This is a theory-based course that also teaches you to participate, discuss and analyze practices on the Social Web (e.g., the use of Facebook, Twitter, IM, blogs, SecondLife).
This Fall 2007 course will be held every Tuesday and Thursday from 1pm to 2.50pm (EST), and though I’m not likely to narrowcast those, I’ll try to share notes. In the meantime, his presentation slides are available here.
BTW: I’m auditing this class under my own academic interest.
You hear everything concerning: ? Newest developments and results in the virtual world? The behaviour of your virtual consumer? Your marketing chances with 3D-internet? future expectation and consequences on your policy? Gouden tips, falcon owls and edge conditions for success PLUS: unique insights of dé preambles such as Essent – ING – municipality zoetermeer everyone whom wants know which (on)mogelijkheden 3D-internet to independent platform offer!
Gouden tips and falcon owls does sound pretty exciting, but really, from what I understand (which is quite little), the conference covers various applications about Second Life, from doing business to education. It also looks like several major corporations are involved. It’s interesting to see how “big” Second Life can be outside of the States.
Incidentally, I got wind of this through conference manager Annemarie. She had found some of my Second Life images on Flickr and asked if she could use them for her conference brochure. I of course said yesssss.
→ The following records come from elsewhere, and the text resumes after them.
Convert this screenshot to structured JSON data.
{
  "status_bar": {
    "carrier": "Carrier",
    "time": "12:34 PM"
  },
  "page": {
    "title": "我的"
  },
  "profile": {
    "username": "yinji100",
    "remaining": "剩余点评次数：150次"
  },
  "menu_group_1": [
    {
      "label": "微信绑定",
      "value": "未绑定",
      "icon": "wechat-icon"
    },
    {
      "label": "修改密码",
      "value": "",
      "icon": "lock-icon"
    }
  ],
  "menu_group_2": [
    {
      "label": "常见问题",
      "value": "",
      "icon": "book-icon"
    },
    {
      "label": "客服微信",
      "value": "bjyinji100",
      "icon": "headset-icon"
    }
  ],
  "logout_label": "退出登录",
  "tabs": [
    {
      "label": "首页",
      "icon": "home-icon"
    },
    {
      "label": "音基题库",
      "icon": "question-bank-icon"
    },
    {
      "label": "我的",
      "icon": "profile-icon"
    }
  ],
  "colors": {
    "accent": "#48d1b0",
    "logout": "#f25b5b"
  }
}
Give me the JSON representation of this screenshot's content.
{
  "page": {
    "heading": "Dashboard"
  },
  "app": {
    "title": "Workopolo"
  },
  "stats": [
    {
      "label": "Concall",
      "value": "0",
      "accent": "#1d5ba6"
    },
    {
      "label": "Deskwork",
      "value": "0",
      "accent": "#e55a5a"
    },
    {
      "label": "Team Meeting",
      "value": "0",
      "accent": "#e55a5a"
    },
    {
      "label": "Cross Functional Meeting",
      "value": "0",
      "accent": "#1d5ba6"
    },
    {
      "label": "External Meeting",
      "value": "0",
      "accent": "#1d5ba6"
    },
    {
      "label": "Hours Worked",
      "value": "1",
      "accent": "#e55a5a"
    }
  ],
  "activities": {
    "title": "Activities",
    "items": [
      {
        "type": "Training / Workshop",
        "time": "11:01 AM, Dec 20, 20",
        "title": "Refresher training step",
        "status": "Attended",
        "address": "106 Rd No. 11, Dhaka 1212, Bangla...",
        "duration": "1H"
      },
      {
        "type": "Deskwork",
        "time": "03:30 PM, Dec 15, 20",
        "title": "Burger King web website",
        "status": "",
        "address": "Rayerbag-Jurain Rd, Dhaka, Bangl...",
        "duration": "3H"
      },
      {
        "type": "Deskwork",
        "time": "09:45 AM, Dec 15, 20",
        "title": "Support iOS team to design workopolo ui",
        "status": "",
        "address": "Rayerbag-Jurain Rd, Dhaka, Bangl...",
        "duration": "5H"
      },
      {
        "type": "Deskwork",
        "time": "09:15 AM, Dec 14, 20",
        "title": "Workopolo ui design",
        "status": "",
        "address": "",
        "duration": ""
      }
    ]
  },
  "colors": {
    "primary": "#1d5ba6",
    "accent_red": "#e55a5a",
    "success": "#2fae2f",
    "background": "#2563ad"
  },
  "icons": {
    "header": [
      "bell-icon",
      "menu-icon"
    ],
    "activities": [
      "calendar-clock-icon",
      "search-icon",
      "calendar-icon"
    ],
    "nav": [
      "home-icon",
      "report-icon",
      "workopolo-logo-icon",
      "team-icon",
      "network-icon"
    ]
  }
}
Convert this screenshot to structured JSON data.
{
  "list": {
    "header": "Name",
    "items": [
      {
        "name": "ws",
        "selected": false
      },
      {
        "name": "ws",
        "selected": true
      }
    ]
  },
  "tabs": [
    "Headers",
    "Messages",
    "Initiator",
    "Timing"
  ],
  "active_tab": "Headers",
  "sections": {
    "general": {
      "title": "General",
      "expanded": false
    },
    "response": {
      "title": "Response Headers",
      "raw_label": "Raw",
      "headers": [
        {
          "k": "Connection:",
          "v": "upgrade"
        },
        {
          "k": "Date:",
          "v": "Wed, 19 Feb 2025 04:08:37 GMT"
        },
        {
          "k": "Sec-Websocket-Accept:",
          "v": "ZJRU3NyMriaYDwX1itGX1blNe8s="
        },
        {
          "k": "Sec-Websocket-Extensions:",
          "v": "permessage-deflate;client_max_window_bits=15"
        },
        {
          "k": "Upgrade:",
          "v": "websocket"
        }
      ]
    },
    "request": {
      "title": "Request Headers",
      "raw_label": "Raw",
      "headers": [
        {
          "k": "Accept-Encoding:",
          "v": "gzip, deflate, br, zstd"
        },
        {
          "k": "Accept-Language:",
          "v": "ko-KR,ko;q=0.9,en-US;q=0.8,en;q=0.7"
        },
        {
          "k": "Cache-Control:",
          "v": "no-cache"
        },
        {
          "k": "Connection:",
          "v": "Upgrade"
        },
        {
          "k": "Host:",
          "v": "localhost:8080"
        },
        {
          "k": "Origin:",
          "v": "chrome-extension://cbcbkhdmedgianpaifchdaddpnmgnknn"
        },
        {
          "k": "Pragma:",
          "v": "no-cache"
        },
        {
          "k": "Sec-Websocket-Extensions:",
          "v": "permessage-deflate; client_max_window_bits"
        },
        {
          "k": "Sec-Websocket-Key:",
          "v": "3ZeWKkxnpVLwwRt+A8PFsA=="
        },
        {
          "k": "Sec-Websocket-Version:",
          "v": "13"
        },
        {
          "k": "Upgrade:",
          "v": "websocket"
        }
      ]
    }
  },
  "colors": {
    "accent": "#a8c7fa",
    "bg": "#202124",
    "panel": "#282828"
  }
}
Dr. Kevin Lim recently graduated with his PhD in Communication at the University at Buffalo (SUNY). Dabbling for both pragmatic and play, he seeks an ideal interplay between online and offline life, through social networking, blogging and lifecasting. He openly wishes to become a "social cyborg", where the meshing of human and networking technology would allow one's presence to be augmented by the minds of many. Read more...